4 years ago

Ir-Catalyzed Enantioselective, Intramolecular Silylation of Methyl C–H Bonds

Ir-Catalyzed Enantioselective, Intramolecular Silylation of Methyl C–H Bonds
Bo Su, John F. Hartwig
We report highly enantioselective intramolecular, silylations of unactivated, primary C(sp3)–H bonds. The reactions form dihydrobenzosiloles in high yields with excellent enantioselectivities by functionalization of enantiotopic methyl groups under mild conditions. The reaction is catalyzed by an iridium complex generated from [Ir(COD)OMe]2 and chiral dinitrogen ligands that we recently disclosed. The C–Si bonds in the enantioenriched dihydrobenzosiloles were further transformed to C–Cl, C–Br, C–I, and C–O bonds in final products. The potential of this reaction was illustrated by sequential C(sp3)–H and C(sp2)–H silylations and functionalizations, as well as diastereoselective C–H silylations of a chiral, natural-product derivative containing multiple types of C–H bonds. Preliminary mechanistic studies suggest that C–H cleavage is the rate-determining step.

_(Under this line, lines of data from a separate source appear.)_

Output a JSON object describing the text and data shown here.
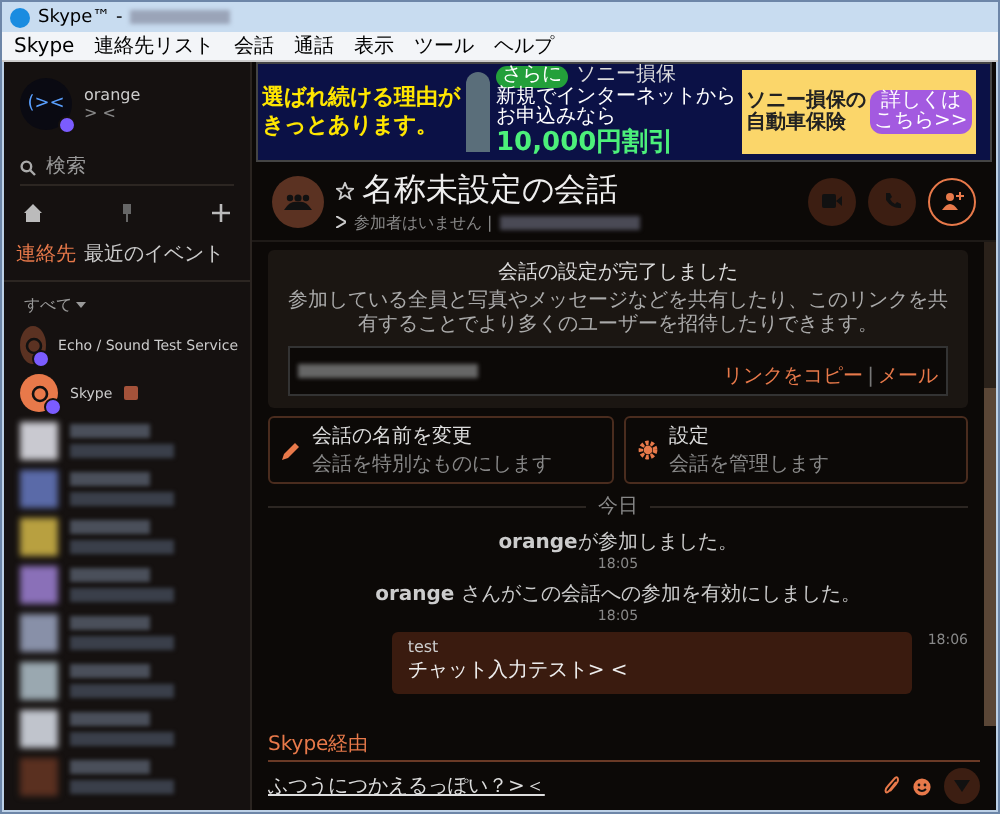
{
  "window": {
    "title": "Skype™ -"
  },
  "menu": [
    "Skype",
    "連絡先リスト",
    "会話",
    "通話",
    "表示",
    "ツール",
    "ヘルプ"
  ],
  "profile": {
    "avatar_text": "(><",
    "name": "orange",
    "mood": "> <"
  },
  "search": {
    "placeholder": "検索"
  },
  "tabs": [
    {
      "label": "連絡先",
      "selected": true
    },
    {
      "label": "最近のイベント",
      "selected": false
    }
  ],
  "filter": "すべて",
  "contacts": [
    {
      "name": "Echo / Sound Test Service",
      "kind": "echo",
      "verified": true
    },
    {
      "name": "Skype",
      "kind": "skype",
      "verified": true
    },
    {
      "kind": "blurred",
      "color": "#c9c9d0"
    },
    {
      "kind": "blurred",
      "color": "#5a6aa8"
    },
    {
      "kind": "blurred",
      "color": "#b8a040"
    },
    {
      "kind": "blurred",
      "color": "#8a70b8"
    },
    {
      "kind": "blurred",
      "color": "#8890a8"
    },
    {
      "kind": "blurred",
      "color": "#9aa8b0"
    },
    {
      "kind": "blurred",
      "color": "#c0c4cc"
    },
    {
      "kind": "blurred",
      "color": "#5a3020"
    }
  ],
  "ad": {
    "headline": [
      "選ばれ続ける理由が",
      "きっとあります。"
    ],
    "badge": "さらに",
    "lines": [
      "新規でインターネットから",
      "お申込みなら"
    ],
    "offer": "10,000円割引",
    "logo": "ソニー損保",
    "product": [
      "ソニー損保の",
      "自動車保険"
    ],
    "cta": [
      "詳しくは",
      "こちら>>"
    ]
  },
  "conversation": {
    "title": "名称未設定の会話",
    "subtitle": "参加者はいません |"
  },
  "setup": {
    "title": "会話の設定が完了しました",
    "description": "参加している全員と写真やメッセージなどを共有したり、このリンクを共有することでより多くのユーザーを招待したりできます。",
    "copy_link": "リンクをコピー",
    "separator": "|",
    "mail": "メール"
  },
  "actions": [
    {
      "kind": "rename",
      "title": "会話の名前を変更",
      "subtitle": "会話を特別なものにします"
    },
    {
      "kind": "settings",
      "title": "設定",
      "subtitle": "会話を管理します"
    }
  ],
  "day": "今日",
  "events": [
    {
      "user": "orange",
      "text": "が参加しました。",
      "time": "18:05"
    },
    {
      "user": "orange",
      "text": " さんがこの会話への参加を有効にしました。",
      "time": "18:05"
    }
  ],
  "messages": [
    {
      "sender": "test",
      "text": "チャット入力テスト> <",
      "time": "18:06"
    }
  ],
  "composer": {
    "via": "Skype経由",
    "value": "ふつうにつかえるっぽい？>＜"
  }
}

Publisher URL: http://dx.doi.org/10.1021/jacs.7b06679

DOI: 10.1021/jacs.7b06679

You might also like
Discover & Discuss Important Research

Keeping up-to-date with research can feel impossible, with papers being published faster than you'll ever be able to read them. That's where Researcher comes in: we're simplifying discovery and making important discussions happen. With over 19,000 sources, including peer-reviewed journals, preprints, blogs, universities, podcasts and Live events across 10 research areas, you'll never miss what's important to you. It's like social media, but better. Oh, and we should mention - it's free.

  • Download from Google Play
  • Download from App Store
  • Download from AppInChina

Researcher displays publicly available abstracts and doesn’t host any full article content. If the content is open access, we will direct clicks from the abstracts to the publisher website and display the PDF copy on our platform. Clicks to view the full text will be directed to the publisher website, where only users with subscriptions or access through their institution are able to view the full article.